I’ve also done 3d modeling for a very long time. As a beginner which way was up as you revolved a model or opened someone else’s model was very disorienting. Then I learned that a big part of the issue was sloppy modeling practices where models were dragged and dropped with no regard for orientation with the world axis. So now I always orient parts and models as to how you would expect to see the actual real object, and have trained the young beginners to do the same.

CamBam isn’t a Cad program, it is a Cam program with a bit of Cad tacked on to reduce the need to go back and forth between programs to get the job done. It is really 2-1/2D and follows the conventions of machining much more than Cad.

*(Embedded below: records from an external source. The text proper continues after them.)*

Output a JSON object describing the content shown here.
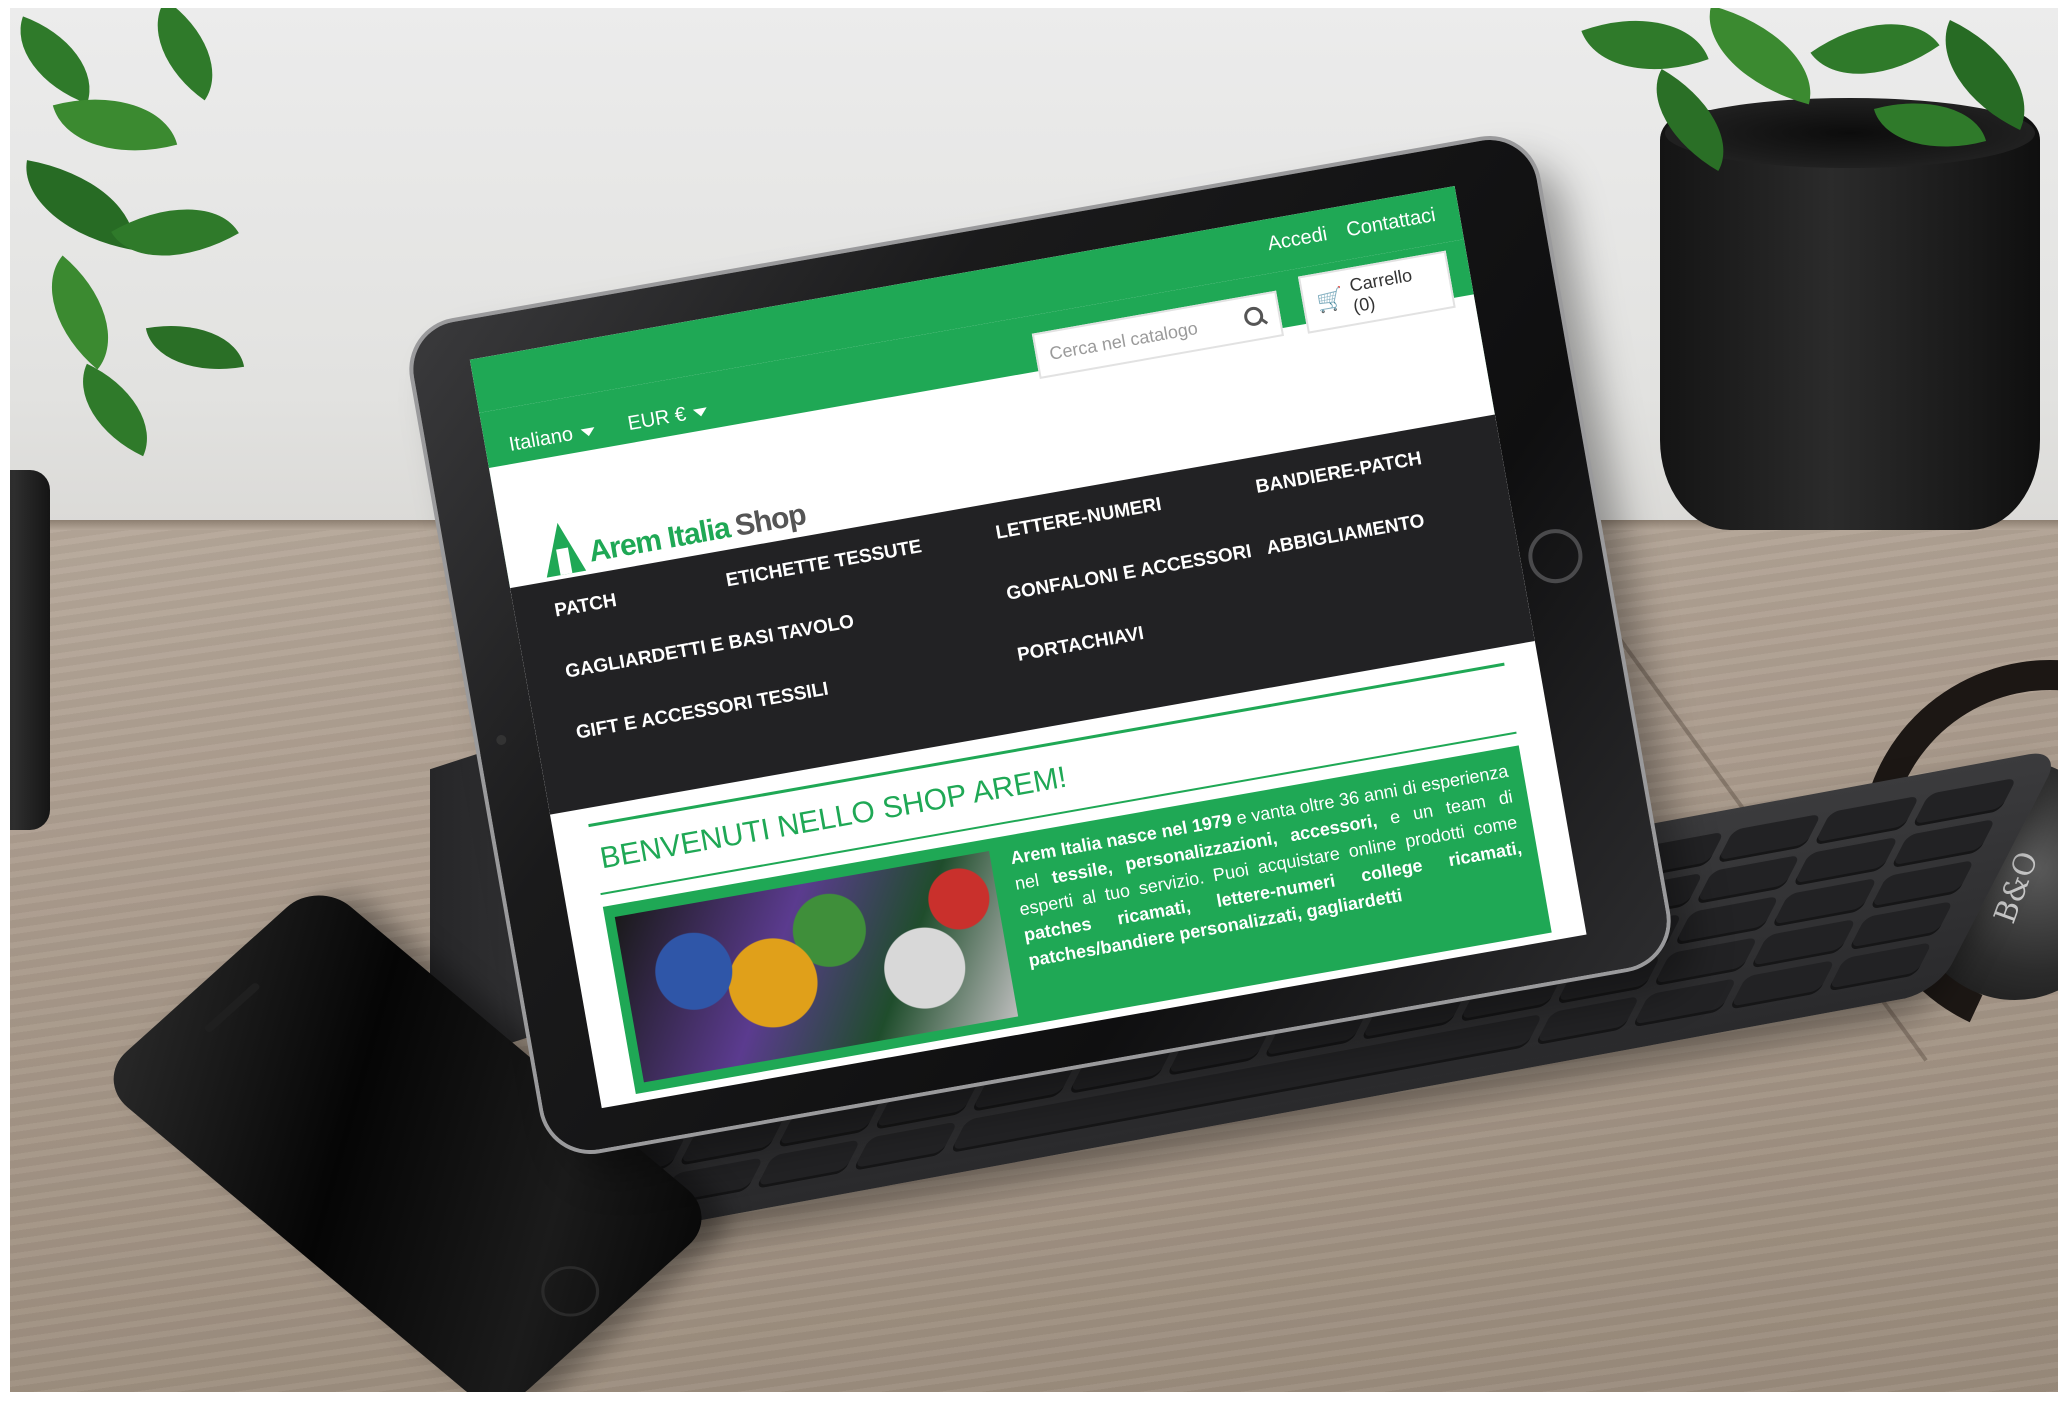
{
  "topbar": {
    "login": "Accedi",
    "contact": "Contattaci"
  },
  "selectors": {
    "language": "Italiano",
    "currency": "EUR €"
  },
  "search": {
    "placeholder": "Cerca nel catalogo"
  },
  "cart": {
    "label": "Carrello (0)"
  },
  "logo": {
    "name": "Arem Italia",
    "suffix": "Shop"
  },
  "nav": {
    "items": [
      "PATCH",
      "ETICHETTE TESSUTE",
      "LETTERE-NUMERI",
      "BANDIERE-PATCH",
      "GAGLIARDETTI E BASI TAVOLO",
      "GONFALONI E ACCESSORI",
      "ABBIGLIAMENTO",
      "GIFT E ACCESSORI TESSILI",
      "PORTACHIAVI"
    ]
  },
  "welcome": {
    "title": "BENVENUTI NELLO SHOP AREM!",
    "intro_bold": "Arem Italia nasce nel 1979",
    "intro_rest": " e vanta oltre 36 anni di esperienza nel ",
    "specialties": "tessile, personalizzazioni, accessori,",
    "team": " e un team di esperti al tuo servizio.",
    "buy": "Puoi acquistare online prodotti come ",
    "products": "patches ricamati, lettere-numeri college ricamati, patches/bandiere personalizzati, gagliardetti"
  },
  "headphones": {
    "brand": "B&O"
  },
  "colors": {
    "brand_green": "#1fa855",
    "nav_dark": "#222224"
  }
}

When I design parts I always consider how it will be made as that greatly affects the cost. So positioning the part as it would appear on the machine is something I try to do.

So the axis directions on screen? Eh I suppose it might help the first couple parts you do but it sure doesn’t rise to a level of importance for me.
Logged

Gary H. Lucas

Have you read my blog?
 http://a-little-business.blogspot.com/
Bob La Londe
CNC Jedi
*****
Offline Offline

Posts: 3755


^ 8.5 pounds on my own hand poured bait.


View Profile WWW
« Reply #18 on: June 18, 2019, 19:59:09 pm »

Well, since you are a superior CAD'sman in every way with a quadzillion more years experience than anybody else it shouldn't be that big of a deal for you then.  

I started my design work with pencil and vellum myself.  Used to take blacklines down to a a local engineering firm to have them run off blue prints for me when I needed prints to go with my submittals for a required fire alarm system.  If they had drawn the main building plan they'ld provide me with blacklines and I could mark them up right there in their offices. 
Logged

Getting started on CNC?  In or passing through my area?
If I have the time I'll be glad to show you a little in my shop. 

Some Stuff I Make with CamBam
http://www.CNCMOLDS.com
Bob La Londe
CNC Jedi
*****
Offline Offline

Posts: 3755


^ 8.5 pounds on my own hand poured bait.


View Profile WWW
« Reply #19 on: June 18, 2019, 20:02:25 pm »

Actually if it is still that big of a deal, just draw your arrows on a separate layer in your default template file.  Problem solved, and no big deal for somebody with your years of experience.  
Logged

Getting started on CNC?  In or passing through my area?
If I have the time I'll be glad to show you a little in my shop. 

Some Stuff I Make with CamBam
http://www.CNCMOLDS.com
Pages: 1 [2]
  Print  
 
Jump to:  

Powered by MySQL Powered by PHP Powered by SMF 1.1.21 | SMF © 2015, Simple Machines

Valid XHTML 1.0! Valid CSS! Dilber MC Theme by HarzeM
Page created in 0.139 seconds with 20 queries.

Copyright © 2018 HexRay Ltd. | Sitemap